Vanderbilt biochemists have discovered that the process bacteria undergo when they become drug resistant can act as a powerful tool for drug discovery.
Their findings reported this week in the Online Early Edition of the Proceedings of the National Academy of Sciences should give a major boost to natural products drug discovery the process of finding new drugs from compounds isolated from living organisms by substantially increasing the number of novel compounds that scientists can extract from individual microorganisms.
Bacteria have traditionally been the source of important drugs such as antibiotics and anticancer agents. Researchers looking for new bacterially synthesized drugs have long known that bacterial genomes contain a large number of "silent genes" that contain the instructions for making drug-like compounds. But, until now, scientists have found it is very difficult to find ways to turn on the production of these compounds, known as secondary metabolites.
While investigating how bacteria develop drug resistance, Vanderbilt biochemists Brian Bachmann and John McLean discovered that strains of antibiotic-resistant bacteria express hundreds of compounds not produced by their progenitors, many of which are potential secondary metabolites.
"It's as if the bacteria respond to the assault by the antibiotic with a 'save-all-ships' strategy of turning on hundreds of silent genes," said Bachmann, associate professor chemistry at Vanderbilt.
"This technique is something like fracking in the natural gas industry. We've known for a long time that there were large amounts of underground natural gas that we couldn't extract using conventional methods but now we can, using hydraulic fracturing technology.
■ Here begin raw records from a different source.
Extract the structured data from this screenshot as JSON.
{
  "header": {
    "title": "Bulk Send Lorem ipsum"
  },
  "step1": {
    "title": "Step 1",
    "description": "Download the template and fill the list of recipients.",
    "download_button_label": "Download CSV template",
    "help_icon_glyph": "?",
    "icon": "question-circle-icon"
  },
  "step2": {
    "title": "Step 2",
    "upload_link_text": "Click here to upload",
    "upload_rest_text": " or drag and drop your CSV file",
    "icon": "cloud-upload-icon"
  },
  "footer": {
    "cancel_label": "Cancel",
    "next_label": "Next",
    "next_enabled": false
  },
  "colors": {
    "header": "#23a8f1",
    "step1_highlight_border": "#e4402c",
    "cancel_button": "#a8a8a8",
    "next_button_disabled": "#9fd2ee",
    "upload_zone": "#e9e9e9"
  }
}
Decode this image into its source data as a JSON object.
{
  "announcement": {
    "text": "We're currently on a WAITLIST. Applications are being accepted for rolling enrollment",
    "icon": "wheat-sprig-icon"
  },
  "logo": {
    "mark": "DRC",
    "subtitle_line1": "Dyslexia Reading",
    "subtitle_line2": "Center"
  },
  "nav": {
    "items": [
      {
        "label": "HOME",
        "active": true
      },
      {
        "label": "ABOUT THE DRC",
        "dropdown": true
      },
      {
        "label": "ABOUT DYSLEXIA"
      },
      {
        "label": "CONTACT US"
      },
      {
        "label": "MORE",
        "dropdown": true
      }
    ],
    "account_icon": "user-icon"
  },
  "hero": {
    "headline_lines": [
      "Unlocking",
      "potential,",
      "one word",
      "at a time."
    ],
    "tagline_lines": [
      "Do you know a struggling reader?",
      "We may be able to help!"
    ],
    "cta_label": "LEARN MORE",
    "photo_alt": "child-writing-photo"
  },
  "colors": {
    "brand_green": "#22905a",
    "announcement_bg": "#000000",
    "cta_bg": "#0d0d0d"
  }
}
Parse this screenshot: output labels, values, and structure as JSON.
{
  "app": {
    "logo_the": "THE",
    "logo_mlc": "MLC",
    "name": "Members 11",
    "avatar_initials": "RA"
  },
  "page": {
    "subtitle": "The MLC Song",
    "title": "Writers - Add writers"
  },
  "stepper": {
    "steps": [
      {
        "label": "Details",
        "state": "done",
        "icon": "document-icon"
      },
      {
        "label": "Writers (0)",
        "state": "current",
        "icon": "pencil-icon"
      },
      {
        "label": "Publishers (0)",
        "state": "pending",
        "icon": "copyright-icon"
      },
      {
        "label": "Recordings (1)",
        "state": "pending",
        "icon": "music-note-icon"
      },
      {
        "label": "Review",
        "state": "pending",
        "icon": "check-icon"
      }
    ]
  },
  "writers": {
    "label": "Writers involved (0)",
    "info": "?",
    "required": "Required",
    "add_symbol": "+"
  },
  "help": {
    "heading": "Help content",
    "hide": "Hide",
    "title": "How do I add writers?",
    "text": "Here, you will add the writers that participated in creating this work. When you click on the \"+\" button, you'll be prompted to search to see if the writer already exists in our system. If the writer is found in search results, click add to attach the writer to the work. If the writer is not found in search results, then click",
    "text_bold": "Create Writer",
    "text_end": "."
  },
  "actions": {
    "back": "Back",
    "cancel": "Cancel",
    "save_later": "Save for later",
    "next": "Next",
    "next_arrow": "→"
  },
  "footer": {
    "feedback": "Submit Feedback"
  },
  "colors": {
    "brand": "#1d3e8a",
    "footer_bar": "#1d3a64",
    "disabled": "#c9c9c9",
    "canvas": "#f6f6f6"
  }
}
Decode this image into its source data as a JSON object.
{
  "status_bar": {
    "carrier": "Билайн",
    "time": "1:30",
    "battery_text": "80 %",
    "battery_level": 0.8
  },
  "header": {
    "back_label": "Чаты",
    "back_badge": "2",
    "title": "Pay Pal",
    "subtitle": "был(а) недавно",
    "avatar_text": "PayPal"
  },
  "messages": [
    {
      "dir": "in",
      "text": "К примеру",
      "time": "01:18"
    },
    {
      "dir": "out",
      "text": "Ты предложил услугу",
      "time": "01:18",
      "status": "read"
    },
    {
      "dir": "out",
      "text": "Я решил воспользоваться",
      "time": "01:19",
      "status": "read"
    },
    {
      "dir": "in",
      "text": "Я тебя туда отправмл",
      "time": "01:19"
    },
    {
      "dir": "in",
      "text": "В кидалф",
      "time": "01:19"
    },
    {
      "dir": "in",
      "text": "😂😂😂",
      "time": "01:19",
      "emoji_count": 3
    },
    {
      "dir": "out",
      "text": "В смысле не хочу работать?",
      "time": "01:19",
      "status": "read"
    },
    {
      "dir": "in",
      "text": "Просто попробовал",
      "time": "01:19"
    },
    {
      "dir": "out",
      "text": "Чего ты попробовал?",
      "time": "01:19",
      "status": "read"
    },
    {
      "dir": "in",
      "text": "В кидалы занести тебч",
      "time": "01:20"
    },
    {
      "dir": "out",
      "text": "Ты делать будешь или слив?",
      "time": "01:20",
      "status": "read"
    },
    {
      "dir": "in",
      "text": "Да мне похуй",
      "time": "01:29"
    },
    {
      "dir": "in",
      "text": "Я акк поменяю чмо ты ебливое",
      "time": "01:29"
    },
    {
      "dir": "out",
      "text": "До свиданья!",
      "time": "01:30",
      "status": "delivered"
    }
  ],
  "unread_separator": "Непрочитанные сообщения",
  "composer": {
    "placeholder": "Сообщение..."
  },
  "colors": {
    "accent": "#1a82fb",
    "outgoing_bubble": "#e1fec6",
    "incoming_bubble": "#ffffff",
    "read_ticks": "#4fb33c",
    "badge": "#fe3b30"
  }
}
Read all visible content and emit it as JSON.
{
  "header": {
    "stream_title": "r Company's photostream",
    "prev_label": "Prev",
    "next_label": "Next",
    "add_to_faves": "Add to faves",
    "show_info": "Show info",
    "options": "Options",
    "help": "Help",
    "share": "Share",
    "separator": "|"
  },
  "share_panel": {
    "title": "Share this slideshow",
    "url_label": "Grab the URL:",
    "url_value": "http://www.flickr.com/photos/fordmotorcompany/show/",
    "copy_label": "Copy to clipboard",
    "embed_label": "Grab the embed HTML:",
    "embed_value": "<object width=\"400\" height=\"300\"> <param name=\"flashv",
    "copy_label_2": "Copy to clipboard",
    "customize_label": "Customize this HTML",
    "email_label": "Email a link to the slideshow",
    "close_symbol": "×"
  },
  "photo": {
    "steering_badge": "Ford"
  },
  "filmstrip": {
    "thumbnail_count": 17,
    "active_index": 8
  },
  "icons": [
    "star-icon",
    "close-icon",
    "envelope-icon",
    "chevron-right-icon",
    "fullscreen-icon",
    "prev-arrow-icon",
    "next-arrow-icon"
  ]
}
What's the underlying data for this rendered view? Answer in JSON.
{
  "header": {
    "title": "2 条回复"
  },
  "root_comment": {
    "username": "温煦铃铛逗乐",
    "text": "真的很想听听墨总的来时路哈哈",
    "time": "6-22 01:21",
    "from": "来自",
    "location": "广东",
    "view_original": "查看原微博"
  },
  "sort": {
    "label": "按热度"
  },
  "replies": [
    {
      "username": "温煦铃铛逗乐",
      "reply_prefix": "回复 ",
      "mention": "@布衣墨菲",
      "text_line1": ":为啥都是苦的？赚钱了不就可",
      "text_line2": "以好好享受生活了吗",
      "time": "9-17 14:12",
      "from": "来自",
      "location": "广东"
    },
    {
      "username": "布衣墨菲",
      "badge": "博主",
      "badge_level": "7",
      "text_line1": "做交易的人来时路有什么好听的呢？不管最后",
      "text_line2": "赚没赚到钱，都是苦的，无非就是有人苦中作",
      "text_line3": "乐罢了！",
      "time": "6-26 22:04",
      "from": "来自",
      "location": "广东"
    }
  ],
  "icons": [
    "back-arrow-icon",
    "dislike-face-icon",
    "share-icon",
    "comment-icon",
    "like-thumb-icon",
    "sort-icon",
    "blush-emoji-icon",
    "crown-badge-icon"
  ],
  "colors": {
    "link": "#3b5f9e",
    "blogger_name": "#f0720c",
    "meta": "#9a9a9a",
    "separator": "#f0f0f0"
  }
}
In a similar fashion we think we can use bacteria's antibiotic resistance to intensively mine the bacterial genome for new drug leads," he said.
The original purpose of the study was to take the most det
|Contact: David Salisbury|